The chiefs at G4S have been attempting to salvage some of their reputation in recent months and head of the company, Nick Buckles, had earlier said that he hoped the securing if new business would help the company to enjoy an improvement in its chances of securing new prison contracts. However, this recent news would indicate that they have, in fact, lost reputation especially as G4S was the incumbent supplier for one of the contracts so would have been in the best possible situation to field a competitive bid.
In September, shortly after the extent of the G4S failure was made public, politicians said that the security company should feature at the top of a black list of companies that consist of those organisations that have previously failed to provide appropriate public services. This sentiment was aired by politicians from all parties as the same group also questioned the company’s decision to pursue the nearly £60m management fee that they felt they were still owed.
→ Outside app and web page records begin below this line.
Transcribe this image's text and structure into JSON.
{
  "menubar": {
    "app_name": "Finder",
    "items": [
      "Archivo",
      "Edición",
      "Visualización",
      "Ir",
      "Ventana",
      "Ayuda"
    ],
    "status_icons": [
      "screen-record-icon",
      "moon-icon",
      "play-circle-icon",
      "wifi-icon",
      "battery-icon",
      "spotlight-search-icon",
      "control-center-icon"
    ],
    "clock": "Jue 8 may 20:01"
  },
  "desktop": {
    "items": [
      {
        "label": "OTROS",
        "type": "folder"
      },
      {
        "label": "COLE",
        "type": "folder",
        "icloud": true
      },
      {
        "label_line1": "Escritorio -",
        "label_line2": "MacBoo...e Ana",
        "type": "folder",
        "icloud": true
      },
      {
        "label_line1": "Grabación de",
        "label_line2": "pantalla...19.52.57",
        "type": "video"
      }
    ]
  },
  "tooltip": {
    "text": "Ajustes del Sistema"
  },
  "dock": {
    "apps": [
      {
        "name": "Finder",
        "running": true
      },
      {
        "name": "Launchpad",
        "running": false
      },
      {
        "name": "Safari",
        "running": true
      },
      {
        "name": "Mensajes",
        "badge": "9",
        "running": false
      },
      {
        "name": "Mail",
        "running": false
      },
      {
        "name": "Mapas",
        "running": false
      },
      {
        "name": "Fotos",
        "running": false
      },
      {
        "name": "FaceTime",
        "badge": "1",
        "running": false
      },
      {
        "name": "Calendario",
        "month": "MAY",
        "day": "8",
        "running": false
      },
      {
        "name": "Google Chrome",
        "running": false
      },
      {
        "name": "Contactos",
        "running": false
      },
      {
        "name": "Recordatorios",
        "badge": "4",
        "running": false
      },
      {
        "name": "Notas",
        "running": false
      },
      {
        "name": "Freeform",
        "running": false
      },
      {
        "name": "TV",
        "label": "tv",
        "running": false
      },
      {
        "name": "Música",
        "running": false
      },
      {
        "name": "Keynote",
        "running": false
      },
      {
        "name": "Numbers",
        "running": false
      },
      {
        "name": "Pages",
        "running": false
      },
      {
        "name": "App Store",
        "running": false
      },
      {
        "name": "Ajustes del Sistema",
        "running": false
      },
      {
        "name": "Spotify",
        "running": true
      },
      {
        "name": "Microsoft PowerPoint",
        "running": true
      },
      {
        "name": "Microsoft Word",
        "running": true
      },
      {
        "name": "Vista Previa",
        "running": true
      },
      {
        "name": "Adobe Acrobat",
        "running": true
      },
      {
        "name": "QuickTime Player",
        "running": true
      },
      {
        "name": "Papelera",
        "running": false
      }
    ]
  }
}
At that time, the government said that it had adopted a new policy whereby previous records with other government contracts were taken into account. They said that they would not name and shame these companies, suggesting that a black list was unlikely, but stated that any company that had failed to deliver on its contracts in the past would find it very difficult to be in with a chance of winning future contracts. The latest news that G4S has lost one prison contract and failed to feature in any of three new contracts would indicate that the government have been true to their word.
HMP Wolds was already run by G4S and as the company has a working knowledge of the costs and requirements to run the prison while still operating at a profit, it may come as a surprise to many, including those within G4S that they failed to secure the contract. Instead of being handed to G4S the contract has been handed to the public sector as of July 2013 and this isn’t the only prison loss experienced by the company either.
Three other prisons were left in public hands and four further prison contracts are due for negotiation. It seems increasingly unlikely that G4S will gain any of these contracts either which represents a significant loss. Earlier in the week, Nick Buckles had said that he hoped the company’s track record in starting new business would stand them in good stead with the government. This doesn’t appear to have been the case and it would seem that the government is still reeling from the debacle that was Olympics security.